I know there are some people who do a lot of work and charge a lot. My idea of the Fringe is not to make a ton of money, it’s to allow this stuff to happen. As long as you can be fairly compensated, you’re good. It’s the enjoyment of it. Because it’s what I love and what I think people can do well with, I’m happy to do a little extra work with a little less money, to make sure the entire thing goes off as well as possible. I work in the comedy industry all year long, not just during the Fringe, and you have to have some principles to go by. There are a lot of good people doing good stuff and willing to do good stuff. It can be a win/win for everybody.
Dom Romeo: Tell me about your show, Three Stuffed Mums, that pokes fun at ‘the oldest profession in the world’
Maggie and I met the first year I did the Fringe, the second year I got here, at a photoshoot. It was 2003, the first year Raw had so many women entered – I think it was six – so they wanted to do publicity for it. They did a ring-around to see who was available, turns out she and I were the only ones who were. We did the photo shoot and started talking. We ended up going to each other’s heat to support each other. She was from Scotland and fairly recent arrived, and I was from somewhere else and so we kind of hooked up and been friends ever since. Kate we met around that time because she started getting into comedy. We worked together in Titters!, a showcase for female comics. We were the founding cast and Titters! won the People’s Choice Award that year. Ever since then we’ve been working together, off and on. Kate’s just had a baby, Maggie’s got a teenager, I’ve got an empty nest… and there’s a show!

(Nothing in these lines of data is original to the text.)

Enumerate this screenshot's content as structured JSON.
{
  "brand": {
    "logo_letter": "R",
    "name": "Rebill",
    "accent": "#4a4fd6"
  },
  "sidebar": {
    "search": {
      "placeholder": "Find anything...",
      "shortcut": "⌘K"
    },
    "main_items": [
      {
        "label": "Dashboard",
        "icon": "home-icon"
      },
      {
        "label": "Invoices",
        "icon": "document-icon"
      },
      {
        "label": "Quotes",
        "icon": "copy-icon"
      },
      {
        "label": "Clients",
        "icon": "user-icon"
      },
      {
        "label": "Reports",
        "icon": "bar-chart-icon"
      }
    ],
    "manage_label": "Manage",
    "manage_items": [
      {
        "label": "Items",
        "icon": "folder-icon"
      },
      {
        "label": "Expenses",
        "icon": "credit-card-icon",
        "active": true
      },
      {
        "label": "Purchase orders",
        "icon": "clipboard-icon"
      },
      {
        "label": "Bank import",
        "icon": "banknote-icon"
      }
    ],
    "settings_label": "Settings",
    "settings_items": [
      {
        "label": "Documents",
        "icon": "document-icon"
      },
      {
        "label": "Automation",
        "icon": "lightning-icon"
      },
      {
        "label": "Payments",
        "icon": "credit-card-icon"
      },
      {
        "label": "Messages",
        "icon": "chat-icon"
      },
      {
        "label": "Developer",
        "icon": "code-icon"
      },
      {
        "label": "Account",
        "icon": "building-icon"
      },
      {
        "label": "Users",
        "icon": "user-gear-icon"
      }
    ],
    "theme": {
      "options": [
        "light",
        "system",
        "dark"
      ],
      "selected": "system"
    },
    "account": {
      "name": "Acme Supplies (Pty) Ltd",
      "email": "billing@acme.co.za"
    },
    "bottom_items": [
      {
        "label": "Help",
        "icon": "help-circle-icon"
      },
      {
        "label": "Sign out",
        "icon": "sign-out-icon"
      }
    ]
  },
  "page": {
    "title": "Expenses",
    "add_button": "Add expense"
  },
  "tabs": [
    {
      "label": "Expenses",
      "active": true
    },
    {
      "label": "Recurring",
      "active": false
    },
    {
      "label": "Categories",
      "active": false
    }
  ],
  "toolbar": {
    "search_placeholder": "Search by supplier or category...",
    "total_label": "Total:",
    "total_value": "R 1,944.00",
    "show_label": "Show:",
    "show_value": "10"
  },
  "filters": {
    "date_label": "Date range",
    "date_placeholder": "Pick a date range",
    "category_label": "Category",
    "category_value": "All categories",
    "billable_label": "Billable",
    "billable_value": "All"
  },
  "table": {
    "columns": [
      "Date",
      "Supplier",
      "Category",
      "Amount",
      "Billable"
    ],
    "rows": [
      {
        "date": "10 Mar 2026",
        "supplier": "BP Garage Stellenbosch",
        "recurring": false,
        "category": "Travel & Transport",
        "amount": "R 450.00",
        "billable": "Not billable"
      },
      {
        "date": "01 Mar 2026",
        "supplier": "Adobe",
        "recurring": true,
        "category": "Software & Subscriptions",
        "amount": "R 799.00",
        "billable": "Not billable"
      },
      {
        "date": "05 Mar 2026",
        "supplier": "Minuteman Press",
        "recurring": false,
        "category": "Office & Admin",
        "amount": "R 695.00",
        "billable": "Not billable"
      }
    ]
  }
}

Because Maggie does a lot of musical theatre, she said, ‘let’s write music’ and we said, ‘okay’, so we did. This is the first time we’ve all done stand-up comedy and music. We used some of her musical theatre contacts to make backing tracks, got all these lovely people that didn’t even know us to donate money to get a musical director and make backing tracks. We each wrote a song about our individual level of motherhood, so we each perform a solo song. We also have a theme song – which is traditional, so we don’t have to pay any royalties. It’s ‘Three Stuffed Mums’ to the tune of ‘Three Blind Mice’.
It’s been really fun to do and we’ve gotten a lot of support because although people talk about mothers, and Fiona O’Loughlin talks about being a bad mother, there’s not a lot of comedy aimed towards that market.
Our songs say it all: Kate’s is called ‘I Don’t Want To Be A Mum Today’. It’s so frenetic; there are so many things you have to do: they hit their heads, they roll over, everybody has advice…
Maggie’s is in that transition period: her son is 16 and her song is called ‘Teenage Blues’ – it’s a bluesy number.
My song is ‘You’ve Grown’. We’re at the end of the cycle now – you’re up, you’re out, you’re gone – with a bit of a twist at the end. It involves a feather boa but I’ll leave it at that.
The tagline is, ‘for everybody who’s had a mum or been a mum or is just wondering what the heck your mum’s been thinking all these years…’
Even though this show has a theme, each of the comics have different styles of comedy within that. We’re talking about mothers in our own era, but also in our own styles. Mine is a bit more brash and a bit more ‘what the f*ck?!’; Kate’s is very cheerful and very good-hearted and a very ‘good ol’ Aussie girl’ kind of thing. And Maggie’s a Scot, and has a different way at looking at things, and she’s got a teenager with all the problems…
It’s very good to see unity within all the diversity.